This week, the Orange County Vietnamese community come out to protest a proposal by Council member Larry Agran to add a city from Vietnam as a Friendship City. Agran withdrew the proposal prior to the council meeting after receiving what I’m sure were a number of “are you crazy” phone calls.
For some people, change doesn’t come easily. When it comes to the acceptance of diversity in sexual orientation, not easy isn’t the half of it. Back in 2010 a small band of bigoted elected officials and Vietnamese community leaders in Westminster tried to have a LGBT group excluded from participation in the annual Tet Parade held in Westminster.
A number of political candidates and members of the Hispanic Chamber of Commerce gathered at Bistango’s in Irvine for a meet and greet.Â I grabbed a brochure and looked up to discover State Rep. Van Tran all of two feet away from me.Â So of course, I had some questions for him.Â And I’m saving…
About a year ago I wrote about a simple question that I had for Assemblyman Van Tran. We still haven’t heard back. The audio from the DUI investigation and sobriety check of Westminster Councilman Andy Quach has resurfaced. Late last week I followed up with Van Tran’s campaign manager George Andrews to see if I could finally get and answer.
The Voice of OC reported today that Westminster Councilman Tyler Diep has been triple dipping on public medical benefits. Diep, who was elected to the Westminster City Council in 2008, also serves as a Board Member of the Midway City Sanitation District. Diep is also a member of Board of Equalization Member Michelle Steelâ€™s staff.
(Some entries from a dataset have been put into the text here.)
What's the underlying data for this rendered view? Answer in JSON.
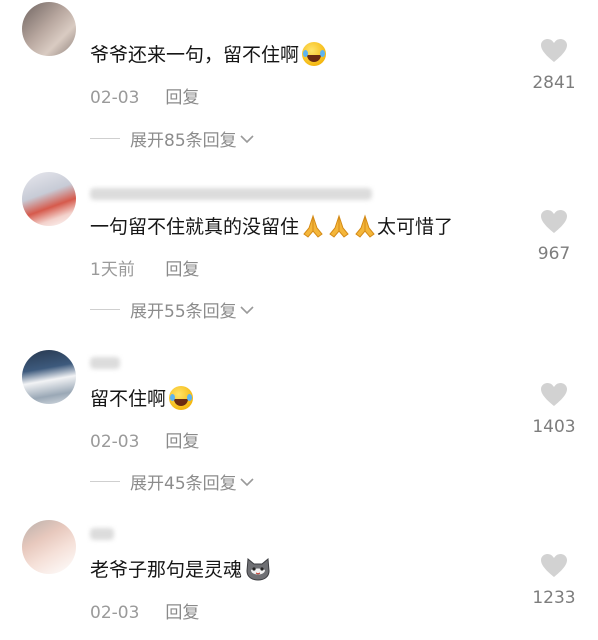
{
  "comments": [
    {
      "text": "爷爷还来一句，留不住啊",
      "emoji": "rolling-laughing-emoji",
      "date": "02-03",
      "reply_label": "回复",
      "expand_label": "展开85条回复",
      "likes": "2841"
    },
    {
      "text": "一句留不住就真的没留住",
      "emoji": "folded-hands-emoji",
      "text_after": "太可惜了",
      "date": "1天前",
      "reply_label": "回复",
      "expand_label": "展开55条回复",
      "likes": "967"
    },
    {
      "text": "留不住啊",
      "emoji": "crying-laughing-emoji",
      "date": "02-03",
      "reply_label": "回复",
      "expand_label": "展开45条回复",
      "likes": "1403"
    },
    {
      "text": "老爷子那句是灵魂",
      "emoji": "cat-face-emoji",
      "date": "02-03",
      "reply_label": "回复",
      "likes": "1233"
    }
  ],
  "colors": {
    "text": "#161616",
    "meta": "#9a9a9a",
    "heart": "#d2d2d2",
    "background": "#ffffff"
  }
}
Mr. Diep has been taking medical benefits from all three organizations.
One year ago todayÂ Westminster City Councilman Andy Quach smashed his $100K Mercedes into a wall on McFadden Avenue in Westminster. Thus launched the blooming of a story that we called QuachGate.Â Andy QuachÂ was apparently out with friends drinking whiskey at a restaurant that doesn’t serve whiskey. He hopped in his car to drive home and on…
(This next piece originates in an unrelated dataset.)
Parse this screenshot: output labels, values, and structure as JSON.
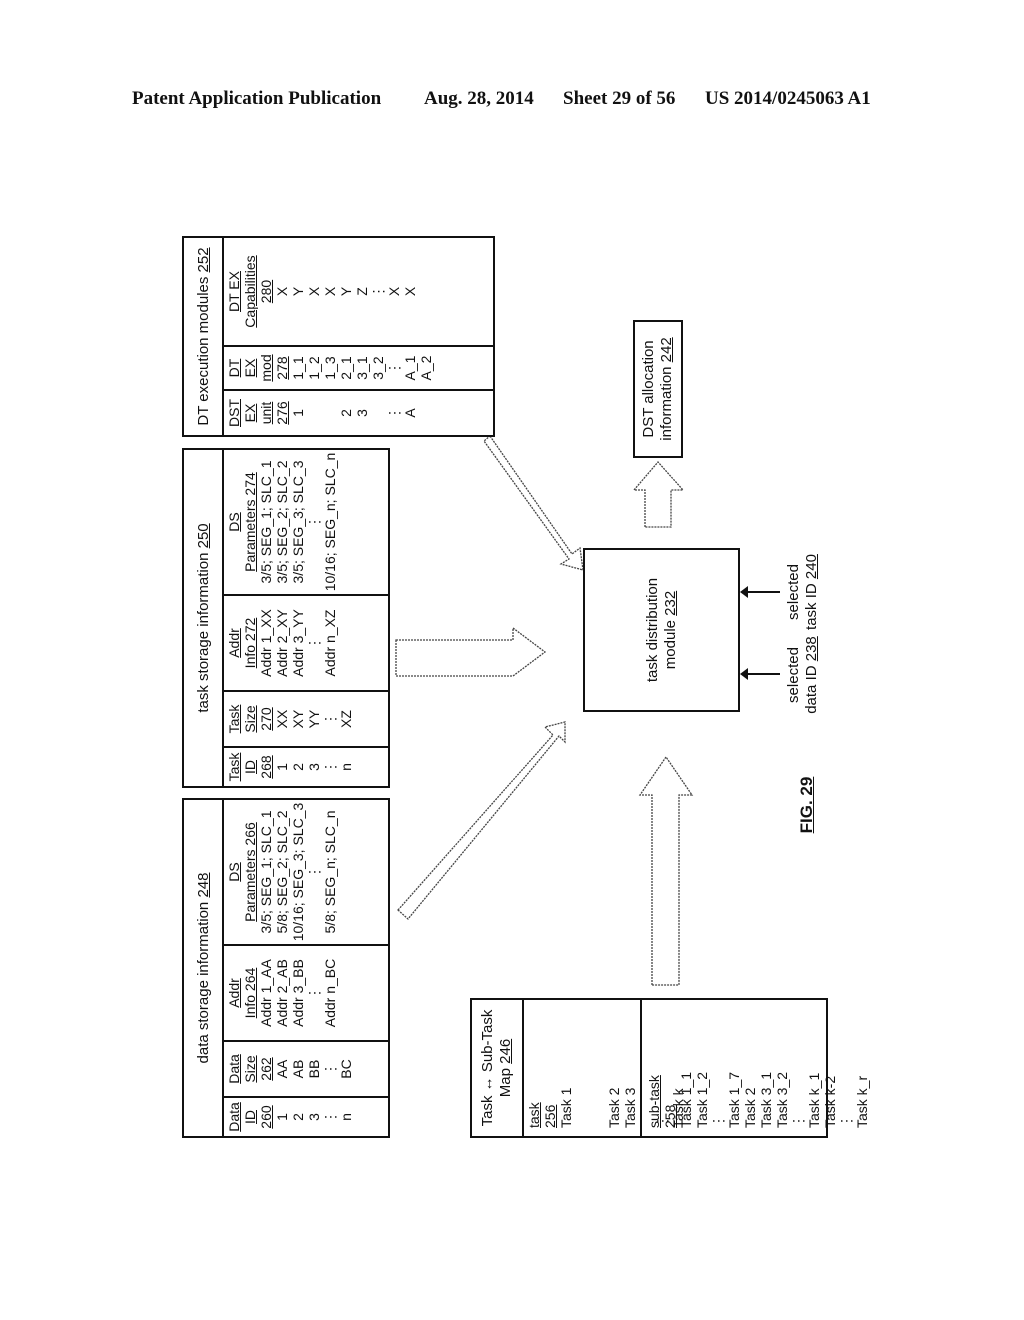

In the more than 53 years since the Brown Act, Californiaâ€™s open meeting law, was enacted there has never been a successful criminal prosecution for violation of the law. In fact, criminal charges have been alleged five times with only one of those going to trial resulting in a hung jury.